● EXERCISE OBJECTIVE
Every record, from first to last, should be written out again exactly.

● INPUT DATA
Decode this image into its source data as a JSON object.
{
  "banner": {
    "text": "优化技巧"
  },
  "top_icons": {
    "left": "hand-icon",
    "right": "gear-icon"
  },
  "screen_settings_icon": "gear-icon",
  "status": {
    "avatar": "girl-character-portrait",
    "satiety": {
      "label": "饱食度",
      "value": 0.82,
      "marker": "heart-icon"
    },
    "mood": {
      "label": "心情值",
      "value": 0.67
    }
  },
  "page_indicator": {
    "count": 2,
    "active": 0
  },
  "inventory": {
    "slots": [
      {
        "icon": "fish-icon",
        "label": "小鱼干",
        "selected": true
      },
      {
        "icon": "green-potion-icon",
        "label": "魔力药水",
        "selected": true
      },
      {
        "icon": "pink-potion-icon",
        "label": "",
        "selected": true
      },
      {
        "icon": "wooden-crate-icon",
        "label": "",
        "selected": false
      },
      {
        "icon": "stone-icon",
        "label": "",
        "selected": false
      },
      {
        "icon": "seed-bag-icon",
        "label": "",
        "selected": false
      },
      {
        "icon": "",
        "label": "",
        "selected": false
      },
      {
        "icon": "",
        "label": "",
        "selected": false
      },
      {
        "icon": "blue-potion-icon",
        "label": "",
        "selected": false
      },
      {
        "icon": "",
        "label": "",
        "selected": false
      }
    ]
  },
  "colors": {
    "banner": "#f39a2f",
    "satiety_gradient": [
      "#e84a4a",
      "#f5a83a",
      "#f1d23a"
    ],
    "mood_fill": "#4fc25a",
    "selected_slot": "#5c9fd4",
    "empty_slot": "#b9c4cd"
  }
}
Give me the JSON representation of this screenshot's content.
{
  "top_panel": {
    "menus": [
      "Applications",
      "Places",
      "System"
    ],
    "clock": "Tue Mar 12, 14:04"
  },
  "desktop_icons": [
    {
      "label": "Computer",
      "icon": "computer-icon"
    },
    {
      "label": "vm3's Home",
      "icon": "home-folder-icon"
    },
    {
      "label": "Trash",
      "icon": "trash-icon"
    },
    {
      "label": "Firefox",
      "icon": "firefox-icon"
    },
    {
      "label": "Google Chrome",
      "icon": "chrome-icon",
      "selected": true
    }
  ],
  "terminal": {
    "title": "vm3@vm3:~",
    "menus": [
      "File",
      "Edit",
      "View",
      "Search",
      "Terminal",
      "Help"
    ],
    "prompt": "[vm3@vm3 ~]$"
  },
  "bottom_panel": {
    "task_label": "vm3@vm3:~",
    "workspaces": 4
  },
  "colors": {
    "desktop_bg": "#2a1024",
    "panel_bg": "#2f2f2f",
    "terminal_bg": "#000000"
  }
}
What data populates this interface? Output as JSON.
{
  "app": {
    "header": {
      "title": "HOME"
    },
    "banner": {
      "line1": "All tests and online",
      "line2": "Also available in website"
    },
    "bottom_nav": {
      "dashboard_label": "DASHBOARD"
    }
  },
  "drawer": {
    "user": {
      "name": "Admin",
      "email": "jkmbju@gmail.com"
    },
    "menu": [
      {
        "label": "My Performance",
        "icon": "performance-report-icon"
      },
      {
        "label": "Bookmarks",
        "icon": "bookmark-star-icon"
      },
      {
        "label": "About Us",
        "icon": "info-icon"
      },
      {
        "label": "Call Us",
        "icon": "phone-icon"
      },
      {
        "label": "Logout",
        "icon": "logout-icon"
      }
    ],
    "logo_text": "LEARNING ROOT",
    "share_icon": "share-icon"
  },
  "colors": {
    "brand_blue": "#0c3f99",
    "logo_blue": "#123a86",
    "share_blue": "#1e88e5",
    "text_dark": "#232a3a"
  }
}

● ANSWER TO THE PROBLEM
Decode this image into its source data as a JSON object.
{
  "banner": {
    "text": "优化技巧"
  },
  "top_icons": {
    "left": "hand-icon",
    "right": "gear-icon"
  },
  "screen_settings_icon": "gear-icon",
  "status": {
    "avatar": "girl-character-portrait",
    "satiety": {
      "label": "饱食度",
      "value": 0.82,
      "marker": "heart-icon"
    },
    "mood": {
      "label": "心情值",
      "value": 0.67
    }
  },
  "page_indicator": {
    "count": 2,
    "active": 0
  },
  "inventory": {
    "slots": [
      {
        "icon": "fish-icon",
        "label": "小鱼干",
        "selected": true
      },
      {
        "icon": "green-potion-icon",
        "label": "魔力药水",
        "selected": true
      },
      {
        "icon": "pink-potion-icon",
        "label": "",
        "selected": true
      },
      {
        "icon": "wooden-crate-icon",
        "label": "",
        "selected": false
      },
      {
        "icon": "stone-icon",
        "label": "",
        "selected": false
      },
      {
        "icon": "seed-bag-icon",
        "label": "",
        "selected": false
      },
      {
        "icon": "",
        "label": "",
        "selected": false
      },
      {
        "icon": "",
        "label": "",
        "selected": false
      },
      {
        "icon": "blue-potion-icon",
        "label": "",
        "selected": false
      },
      {
        "icon": "",
        "label": "",
        "selected": false
      }
    ]
  },
  "colors": {
    "banner": "#f39a2f",
    "satiety_gradient": [
      "#e84a4a",
      "#f5a83a",
      "#f1d23a"
    ],
    "mood_fill": "#4fc25a",
    "selected_slot": "#5c9fd4",
    "empty_slot": "#b9c4cd"
  }
}
Give me the JSON representation of this screenshot's content.
{
  "top_panel": {
    "menus": [
      "Applications",
      "Places",
      "System"
    ],
    "clock": "Tue Mar 12, 14:04"
  },
  "desktop_icons": [
    {
      "label": "Computer",
      "icon": "computer-icon"
    },
    {
      "label": "vm3's Home",
      "icon": "home-folder-icon"
    },
    {
      "label": "Trash",
      "icon": "trash-icon"
    },
    {
      "label": "Firefox",
      "icon": "firefox-icon"
    },
    {
      "label": "Google Chrome",
      "icon": "chrome-icon",
      "selected": true
    }
  ],
  "terminal": {
    "title": "vm3@vm3:~",
    "menus": [
      "File",
      "Edit",
      "View",
      "Search",
      "Terminal",
      "Help"
    ],
    "prompt": "[vm3@vm3 ~]$"
  },
  "bottom_panel": {
    "task_label": "vm3@vm3:~",
    "workspaces": 4
  },
  "colors": {
    "desktop_bg": "#2a1024",
    "panel_bg": "#2f2f2f",
    "terminal_bg": "#000000"
  }
}
What data populates this interface? Output as JSON.
{
  "app": {
    "header": {
      "title": "HOME"
    },
    "banner": {
      "line1": "All tests and online",
      "line2": "Also available in website"
    },
    "bottom_nav": {
      "dashboard_label": "DASHBOARD"
    }
  },
  "drawer": {
    "user": {
      "name": "Admin",
      "email": "jkmbju@gmail.com"
    },
    "menu": [
      {
        "label": "My Performance",
        "icon": "performance-report-icon"
      },
      {
        "label": "Bookmarks",
        "icon": "bookmark-star-icon"
      },
      {
        "label": "About Us",
        "icon": "info-icon"
      },
      {
        "label": "Call Us",
        "icon": "phone-icon"
      },
      {
        "label": "Logout",
        "icon": "logout-icon"
      }
    ],
    "logo_text": "LEARNING ROOT",
    "share_icon": "share-icon"
  },
  "colors": {
    "brand_blue": "#0c3f99",
    "logo_blue": "#123a86",
    "share_blue": "#1e88e5",
    "text_dark": "#232a3a"
  }
}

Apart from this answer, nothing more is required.